Last week Ben Goldacre explained how a Telegraph story on rape badly distorted a press release.
The details of what happened are not only discrediting, but also revealing about the respective merits of Blogging and early internet journalism. And I think the latter will soon change.
A good Blog always seeks to source statements. This is the beauty of the Hyperlink.
However, the early internet journalist, especially those from the "print" traditions, will tend not to source statements.
This is partly because journalists sometimes see themselves as professional interpreters of sources; but more often, as Nick Davies points out in Flat Earth News, it just disguises laziness and exaggeration.
Readers of internet journalism will increasingly expect hyperlinks to sources to be embedded into internet news stories.
So, in the example highlighted by Ben Goldacre, any story which relies on the statement "claim scientists" would link directly to the press release or to the published research.
Indeed, as a general rule, any "claim scientists" story which now does not link to the source is undoubtedly crap.
I expect some old-fashioned journalists and editors will resist this transparency, not least because it could instantly demonstrate how little - or just how much - they are actually adding to their source.

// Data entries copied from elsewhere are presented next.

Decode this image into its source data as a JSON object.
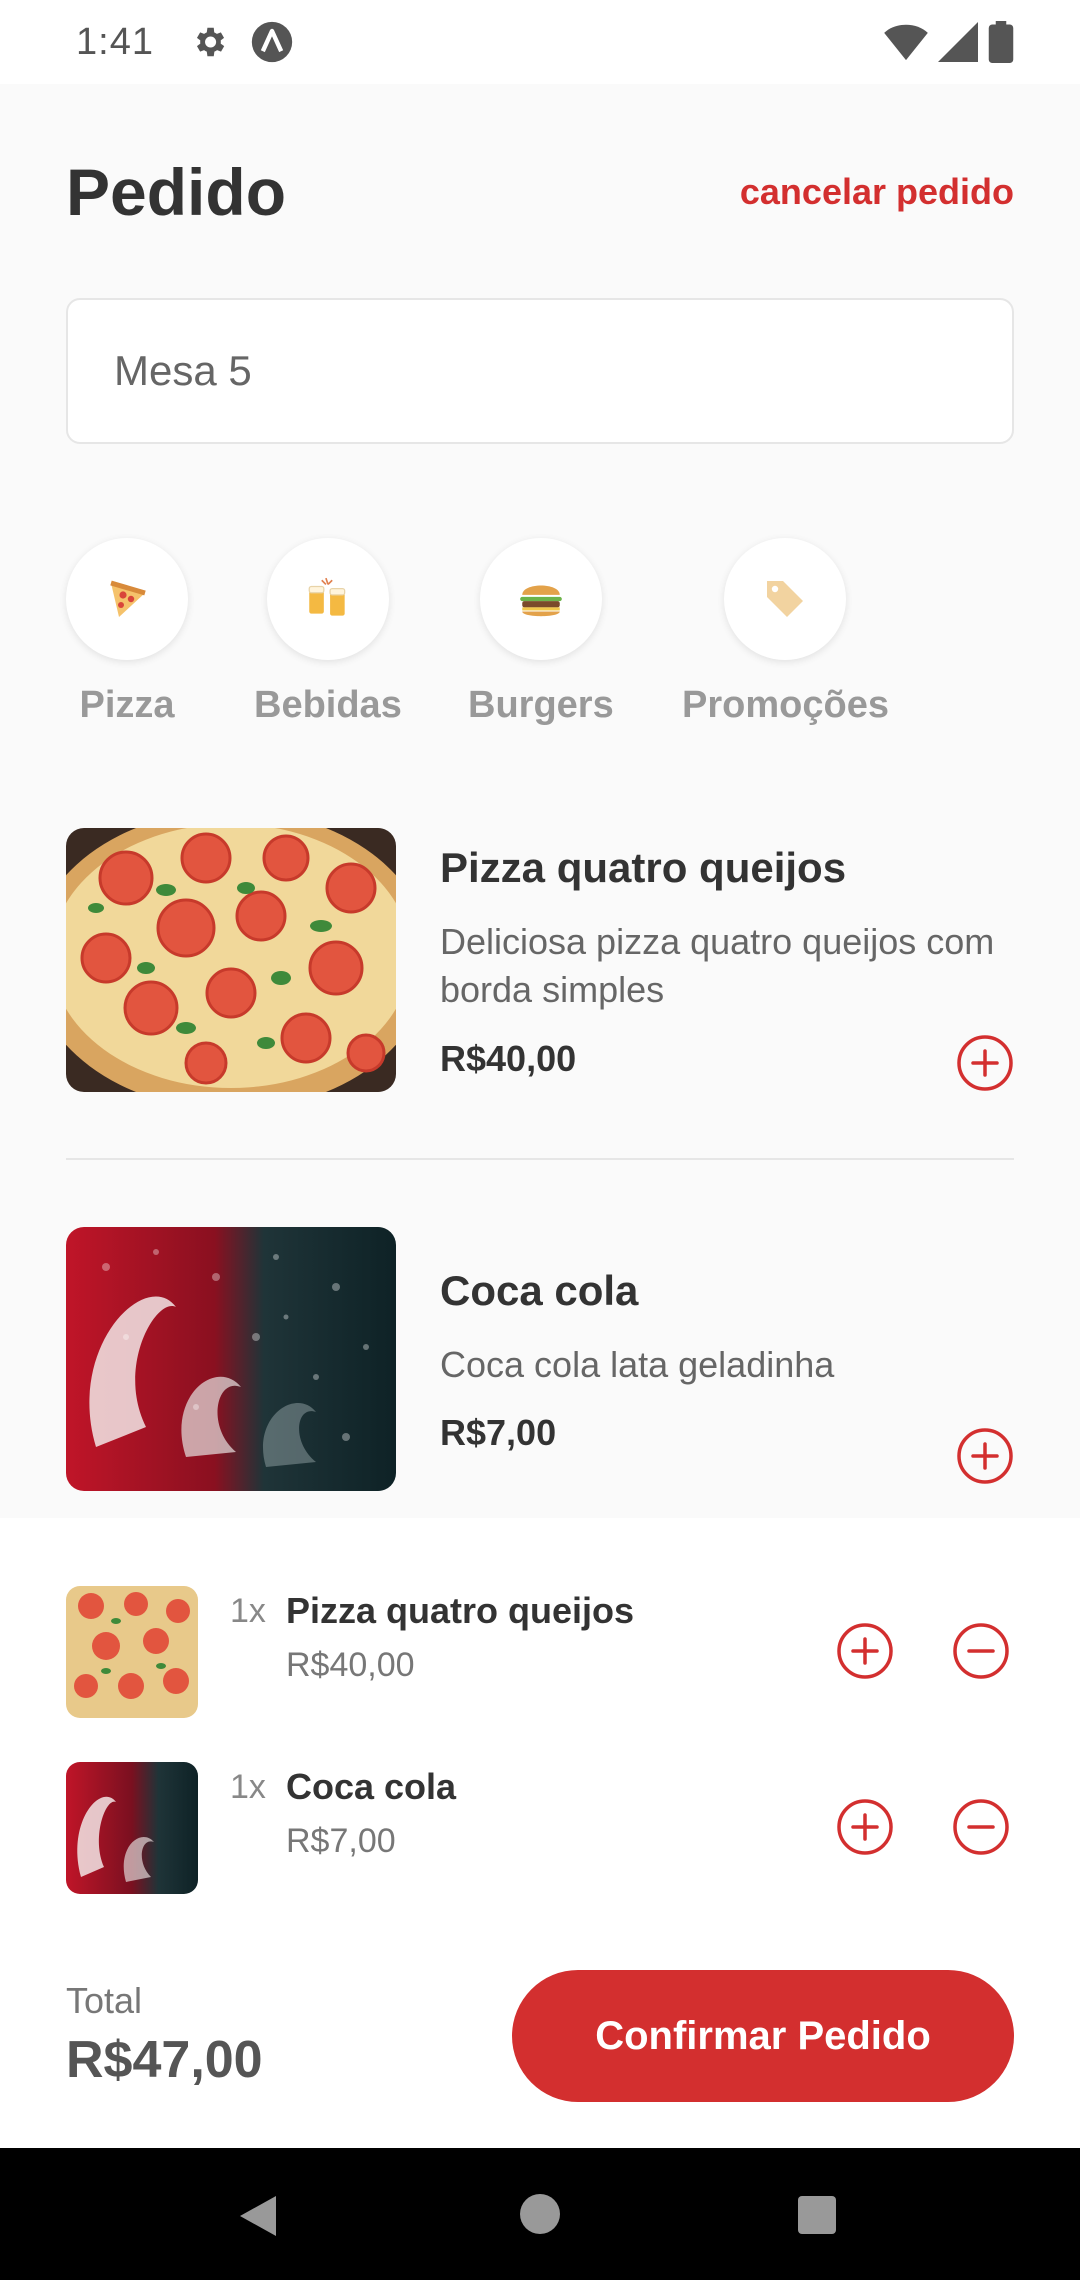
{
  "status_bar": {
    "time": "1:41",
    "icons": [
      "gear-icon",
      "app-a-icon",
      "wifi-icon",
      "signal-icon",
      "battery-icon"
    ]
  },
  "header": {
    "title": "Pedido",
    "cancel_label": "cancelar pedido"
  },
  "table_input": {
    "value": "Mesa 5"
  },
  "categories": [
    {
      "label": "Pizza",
      "icon": "pizza-icon"
    },
    {
      "label": "Bebidas",
      "icon": "beer-icon"
    },
    {
      "label": "Burgers",
      "icon": "burger-icon"
    },
    {
      "label": "Promoções",
      "icon": "tag-icon"
    }
  ],
  "products": [
    {
      "name": "Pizza quatro queijos",
      "description": "Deliciosa pizza quatro queijos com borda simples",
      "price": "R$40,00"
    },
    {
      "name": "Coca cola",
      "description": "Coca cola lata geladinha",
      "price": "R$7,00"
    }
  ],
  "cart": {
    "items": [
      {
        "quantity": "1x",
        "name": "Pizza quatro queijos",
        "price": "R$40,00"
      },
      {
        "quantity": "1x",
        "name": "Coca cola",
        "price": "R$7,00"
      }
    ],
    "total_label": "Total",
    "total_value": "R$47,00",
    "confirm_label": "Confirmar Pedido"
  },
  "colors": {
    "accent": "#d32f2f",
    "background": "#fafafa",
    "text": "#333333"
  }
}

However, I also expect that the new generation of internet journalists, even in the mainstream media, will instinctively link to their published sources.
Any good internet journalist who invariably linked to - and demonstrably did not distort - their published sources would become highly credible with readers and will secure a following, and this in turn will please editors and advertisers.
However, I suspect "churnalists" will soon just not be bothered with by readers, and then by editors and advertisers.
I reckon that, in a year or so, good internet journalists - like good Bloggers - will routinely link to their published sources, and readers will forget that once this was not the case.
Or am I just being optimistic?